  2. Mixed ~ This might be sacrilege, but I actually enjoy making either Mint Julep or an Old Fashioned with this; especially a Mint Julep.
  3. Rocks ~ I will put this over an ice globe and add a few dashes of orange bitters. This brings out the citrus.

What I’ve Found Out About It

Noah’s Mill is bottled by Willett Distilling. Apparently, they source the bourbon from other distilleries, blend it, then age it in their own facilities. The blend is a mixture of bourbons ranging in age from 4 to 20 years.

This is interesting to me because it’s possible that the flavor profile could change from release to release, much like wine blends do; though I haven’t the faintest idea of how dramatic that change would be. I’d frankly have to do a vertical flight tasting. But truth be told, I’m not sure if I’d have the patience to hold onto bottles to do that. I like to drink my bourbon.

Final Thoughts

For some reason, I’m really taken by this bourbon.
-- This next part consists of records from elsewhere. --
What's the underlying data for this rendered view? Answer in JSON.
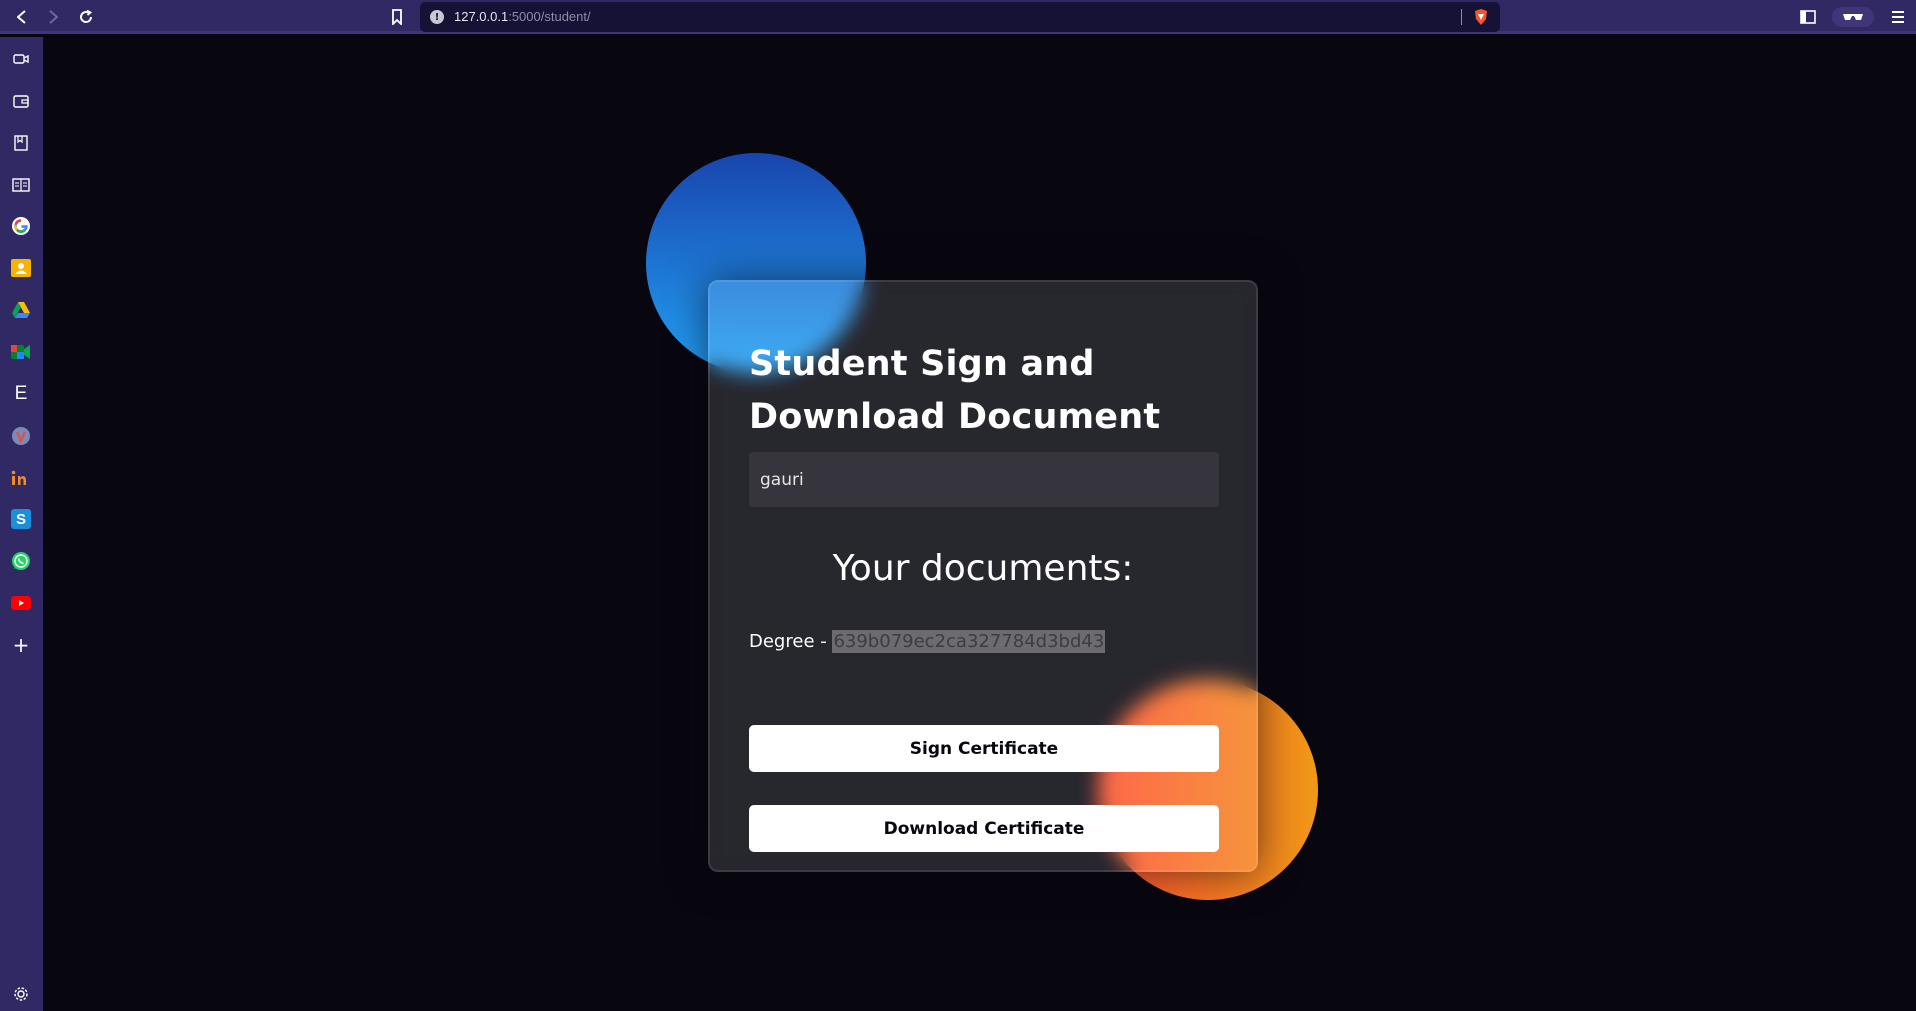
{
  "browser": {
    "url_host": "127.0.0.1",
    "url_path": ":5000/student/",
    "url_info_glyph": "!",
    "sidebar_icons": [
      "video-call-icon",
      "wallet-icon",
      "bookmarks-icon",
      "reading-list-icon",
      "google-icon",
      "contacts-icon",
      "drive-icon",
      "meet-icon",
      "e-icon",
      "brave-talk-icon",
      "indeed-icon",
      "s-app-icon",
      "whatsapp-icon",
      "youtube-icon",
      "add-icon"
    ],
    "sidebar_e_letter": "E",
    "sidebar_s_letter": "S",
    "sidebar_add_glyph": "+"
  },
  "card": {
    "title": "Student Sign and Download Document",
    "name_value": "gauri",
    "docs_heading": "Your documents:",
    "doc_label": "Degree - ",
    "doc_hash": "639b079ec2ca327784d3bd43",
    "sign_button": "Sign Certificate",
    "download_button": "Download Certificate"
  },
  "colors": {
    "background": "#080710",
    "browser_chrome": "#312964",
    "blue_gradient": [
      "#1845ad",
      "#23a2f6"
    ],
    "orange_gradient": [
      "#ff512f",
      "#f09819"
    ],
    "button_bg": "#ffffff"
  }
}
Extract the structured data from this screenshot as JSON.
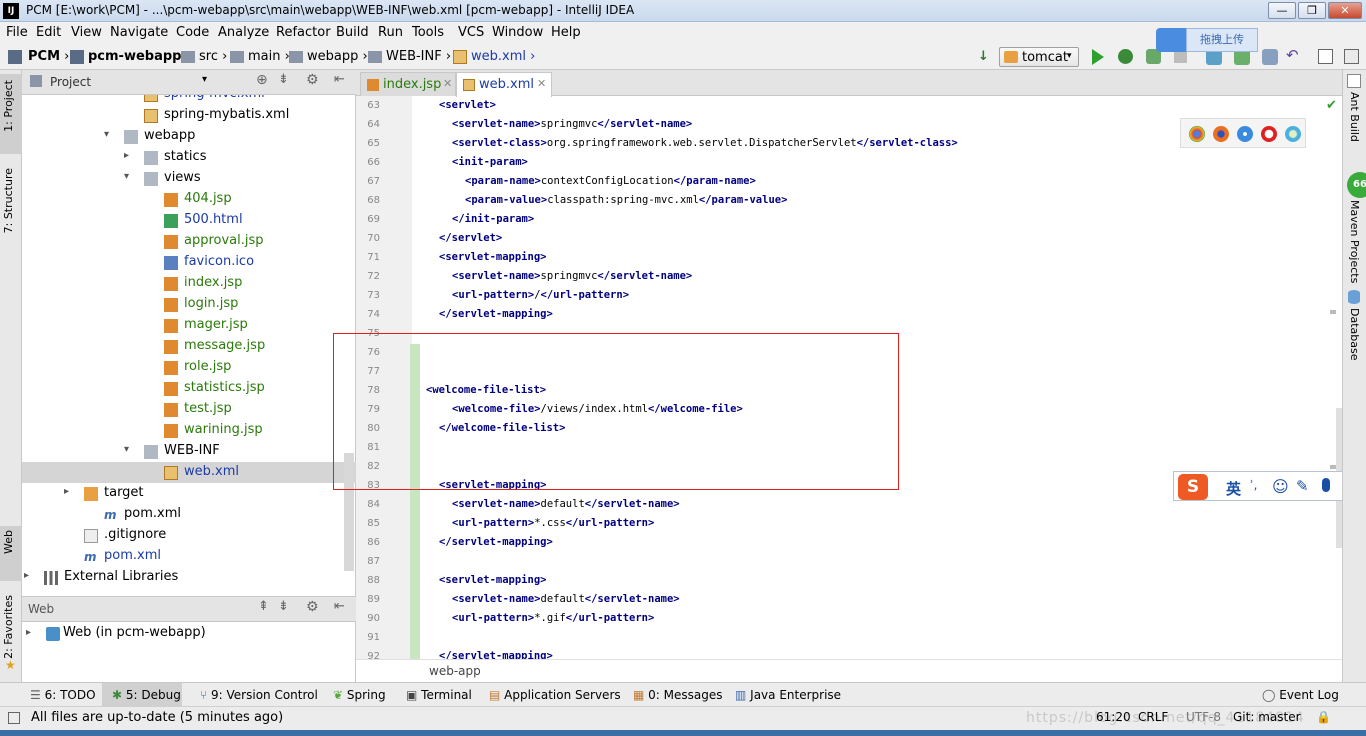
{
  "window": {
    "app_icon": "IJ",
    "title": "PCM [E:\\work\\PCM] - ...\\pcm-webapp\\src\\main\\webapp\\WEB-INF\\web.xml [pcm-webapp] - IntelliJ IDEA",
    "min": "—",
    "max": "❐",
    "close": "✕"
  },
  "menu": [
    "File",
    "Edit",
    "View",
    "Navigate",
    "Code",
    "Analyze",
    "Refactor",
    "Build",
    "Run",
    "Tools",
    "VCS",
    "Window",
    "Help"
  ],
  "breadcrumb": [
    "PCM",
    "pcm-webapp",
    "src",
    "main",
    "webapp",
    "WEB-INF",
    "web.xml"
  ],
  "run_config": "tomcat",
  "upload_label": "拖拽上传",
  "project_panel": {
    "title": "Project",
    "tree": [
      {
        "label": "spring-mvc.xml",
        "color": "blue",
        "indent": 5,
        "icon": "xml"
      },
      {
        "label": "spring-mybatis.xml",
        "color": "normal",
        "indent": 5,
        "icon": "xml"
      },
      {
        "label": "webapp",
        "color": "normal",
        "indent": 4,
        "icon": "folder",
        "arrow": "▾"
      },
      {
        "label": "statics",
        "color": "normal",
        "indent": 5,
        "icon": "folder",
        "arrow": "▸"
      },
      {
        "label": "views",
        "color": "normal",
        "indent": 5,
        "icon": "folder",
        "arrow": "▾"
      },
      {
        "label": "404.jsp",
        "color": "green",
        "indent": 6,
        "icon": "jsp"
      },
      {
        "label": "500.html",
        "color": "blue",
        "indent": 6,
        "icon": "html"
      },
      {
        "label": "approval.jsp",
        "color": "green",
        "indent": 6,
        "icon": "jsp"
      },
      {
        "label": "favicon.ico",
        "color": "blue",
        "indent": 6,
        "icon": "ico"
      },
      {
        "label": "index.jsp",
        "color": "green",
        "indent": 6,
        "icon": "jsp"
      },
      {
        "label": "login.jsp",
        "color": "green",
        "indent": 6,
        "icon": "jsp"
      },
      {
        "label": "mager.jsp",
        "color": "green",
        "indent": 6,
        "icon": "jsp"
      },
      {
        "label": "message.jsp",
        "color": "green",
        "indent": 6,
        "icon": "jsp"
      },
      {
        "label": "role.jsp",
        "color": "green",
        "indent": 6,
        "icon": "jsp"
      },
      {
        "label": "statistics.jsp",
        "color": "green",
        "indent": 6,
        "icon": "jsp"
      },
      {
        "label": "test.jsp",
        "color": "green",
        "indent": 6,
        "icon": "jsp"
      },
      {
        "label": "warining.jsp",
        "color": "green",
        "indent": 6,
        "icon": "jsp"
      },
      {
        "label": "WEB-INF",
        "color": "normal",
        "indent": 5,
        "icon": "folder",
        "arrow": "▾"
      },
      {
        "label": "web.xml",
        "color": "blue",
        "indent": 6,
        "icon": "xml",
        "selected": true
      },
      {
        "label": "target",
        "color": "normal",
        "indent": 2,
        "icon": "folder-orange",
        "arrow": "▸"
      },
      {
        "label": "pom.xml",
        "color": "normal",
        "indent": 3,
        "icon": "maven"
      },
      {
        "label": ".gitignore",
        "color": "normal",
        "indent": 2,
        "icon": "file"
      },
      {
        "label": "pom.xml",
        "color": "blue",
        "indent": 2,
        "icon": "maven"
      },
      {
        "label": "External Libraries",
        "color": "normal",
        "indent": 0,
        "icon": "lib",
        "arrow": "▸"
      }
    ]
  },
  "web_panel": {
    "title": "Web",
    "item": "Web (in pcm-webapp)"
  },
  "left_tabs": [
    "1: Project",
    "7: Structure",
    "Web",
    "2: Favorites"
  ],
  "right_tabs": [
    "Ant Build",
    "Maven Projects",
    "Database"
  ],
  "editor": {
    "tabs": [
      {
        "label": "index.jsp",
        "active": false
      },
      {
        "label": "web.xml",
        "active": true
      }
    ],
    "lines": [
      {
        "n": "63",
        "indent": 1,
        "parts": [
          [
            "t",
            "<servlet>"
          ]
        ]
      },
      {
        "n": "64",
        "indent": 2,
        "parts": [
          [
            "t",
            "<servlet-name>"
          ],
          [
            "x",
            "springmvc"
          ],
          [
            "t",
            "</servlet-name>"
          ]
        ]
      },
      {
        "n": "65",
        "indent": 2,
        "parts": [
          [
            "t",
            "<servlet-class>"
          ],
          [
            "x",
            "org.springframework.web.servlet.DispatcherServlet"
          ],
          [
            "t",
            "</servlet-class>"
          ]
        ]
      },
      {
        "n": "66",
        "indent": 2,
        "parts": [
          [
            "t",
            "<init-param>"
          ]
        ]
      },
      {
        "n": "67",
        "indent": 3,
        "parts": [
          [
            "t",
            "<param-name>"
          ],
          [
            "x",
            "contextConfigLocation"
          ],
          [
            "t",
            "</param-name>"
          ]
        ]
      },
      {
        "n": "68",
        "indent": 3,
        "parts": [
          [
            "t",
            "<param-value>"
          ],
          [
            "x",
            "classpath:spring-mvc.xml"
          ],
          [
            "t",
            "</param-value>"
          ]
        ]
      },
      {
        "n": "69",
        "indent": 2,
        "parts": [
          [
            "t",
            "</init-param>"
          ]
        ]
      },
      {
        "n": "70",
        "indent": 1,
        "parts": [
          [
            "t",
            "</servlet>"
          ]
        ]
      },
      {
        "n": "71",
        "indent": 1,
        "parts": [
          [
            "t",
            "<servlet-mapping>"
          ]
        ]
      },
      {
        "n": "72",
        "indent": 2,
        "parts": [
          [
            "t",
            "<servlet-name>"
          ],
          [
            "x",
            "springmvc"
          ],
          [
            "t",
            "</servlet-name>"
          ]
        ]
      },
      {
        "n": "73",
        "indent": 2,
        "parts": [
          [
            "t",
            "<url-pattern>"
          ],
          [
            "x",
            "/"
          ],
          [
            "t",
            "</url-pattern>"
          ]
        ]
      },
      {
        "n": "74",
        "indent": 1,
        "parts": [
          [
            "t",
            "</servlet-mapping>"
          ]
        ]
      },
      {
        "n": "75",
        "indent": 0,
        "parts": []
      },
      {
        "n": "76",
        "indent": 0,
        "parts": []
      },
      {
        "n": "77",
        "indent": 0,
        "parts": []
      },
      {
        "n": "78",
        "indent": 0,
        "parts": [
          [
            "t",
            "<welcome-file-list>"
          ]
        ]
      },
      {
        "n": "79",
        "indent": 2,
        "parts": [
          [
            "t",
            "<welcome-file>"
          ],
          [
            "x",
            "/views/index.html"
          ],
          [
            "t",
            "</welcome-file>"
          ]
        ]
      },
      {
        "n": "80",
        "indent": 1,
        "parts": [
          [
            "t",
            "</welcome-file-list>"
          ]
        ]
      },
      {
        "n": "81",
        "indent": 0,
        "parts": []
      },
      {
        "n": "82",
        "indent": 0,
        "parts": []
      },
      {
        "n": "83",
        "indent": 1,
        "parts": [
          [
            "t",
            "<servlet-mapping>"
          ]
        ]
      },
      {
        "n": "84",
        "indent": 2,
        "parts": [
          [
            "t",
            "<servlet-name>"
          ],
          [
            "x",
            "default"
          ],
          [
            "t",
            "</servlet-name>"
          ]
        ]
      },
      {
        "n": "85",
        "indent": 2,
        "parts": [
          [
            "t",
            "<url-pattern>"
          ],
          [
            "x",
            "*.css"
          ],
          [
            "t",
            "</url-pattern>"
          ]
        ]
      },
      {
        "n": "86",
        "indent": 1,
        "parts": [
          [
            "t",
            "</servlet-mapping>"
          ]
        ]
      },
      {
        "n": "87",
        "indent": 0,
        "parts": []
      },
      {
        "n": "88",
        "indent": 1,
        "parts": [
          [
            "t",
            "<servlet-mapping>"
          ]
        ]
      },
      {
        "n": "89",
        "indent": 2,
        "parts": [
          [
            "t",
            "<servlet-name>"
          ],
          [
            "x",
            "default"
          ],
          [
            "t",
            "</servlet-name>"
          ]
        ]
      },
      {
        "n": "90",
        "indent": 2,
        "parts": [
          [
            "t",
            "<url-pattern>"
          ],
          [
            "x",
            "*.gif"
          ],
          [
            "t",
            "</url-pattern>"
          ]
        ]
      },
      {
        "n": "91",
        "indent": 0,
        "parts": []
      },
      {
        "n": "92",
        "indent": 1,
        "parts": [
          [
            "t",
            "</servlet-mapping>"
          ]
        ]
      }
    ],
    "breadcrumb": "web-app",
    "tag_color": "#000080",
    "highlight_color": "#e02020"
  },
  "ime": {
    "logo": "S",
    "lang": "英",
    "punct": "ʾ,"
  },
  "bottom_tools": [
    {
      "icon": "todo-icon",
      "label": "6: TODO"
    },
    {
      "icon": "debug-icon",
      "label": "5: Debug"
    },
    {
      "icon": "vcs-icon",
      "label": "9: Version Control"
    },
    {
      "icon": "spring-icon",
      "label": "Spring"
    },
    {
      "icon": "terminal-icon",
      "label": "Terminal"
    },
    {
      "icon": "server-icon",
      "label": "Application Servers"
    },
    {
      "icon": "messages-icon",
      "label": "0: Messages"
    },
    {
      "icon": "javaee-icon",
      "label": "Java Enterprise"
    }
  ],
  "event_log": "Event Log",
  "status": {
    "message": "All files are up-to-date (5 minutes ago)",
    "position": "61:20",
    "line_sep": "CRLF",
    "encoding": "UTF-8",
    "git": "Git: master",
    "watermark": "https://blog.csdn.net/qq_41184814"
  },
  "maven_badge": "66"
}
By no means is it something I’d drink every day. But this is a bourbon that I like to have around and since I got that first bottle from my wife in January, as soon as it ran out last month, I immediately replaced it. Maybe it’s nostalgia because the original bottle was a love gift. But I really enjoy this bourbon, and I keep it for when I want something that has a kick, and a 6-month life cycle isn’t so bad.

Too much of anything is bad, but too much good whiskey is barely enough

I wasn’t always a whiskey drinker. In fact, my first taste of whiskey was in the form of a nasty whiskey sour on my 21st birthday that sent me running to the bathroom to retch out all the alcohol my fraternity brothers practically pumped into my system, and I stayed away from it. But one day, a friend introduced me to Macallan 12 Scotch. I was hooked, and from there I resolved to explore this incredible spirit that comes in so many forms.

To be completely honest, you won’t find me talking too much about Scotch here. I have my favorites (which I’ll talk about), but they are few. However, I love Bourbon and to a slightly lesser degree, Rye, so please excuse me if I tend to focus on those.

I’m also not a purist where I have to drink my whiskey neat. I like it neat, on the rocks, or mixed in an Old Fashioned or Manhattan. And I’m also not a snob about the spirits I drink. I’ll try expensive and cheap whiskeys up and down the board. Like drinking wine, drinking whiskey is an experience.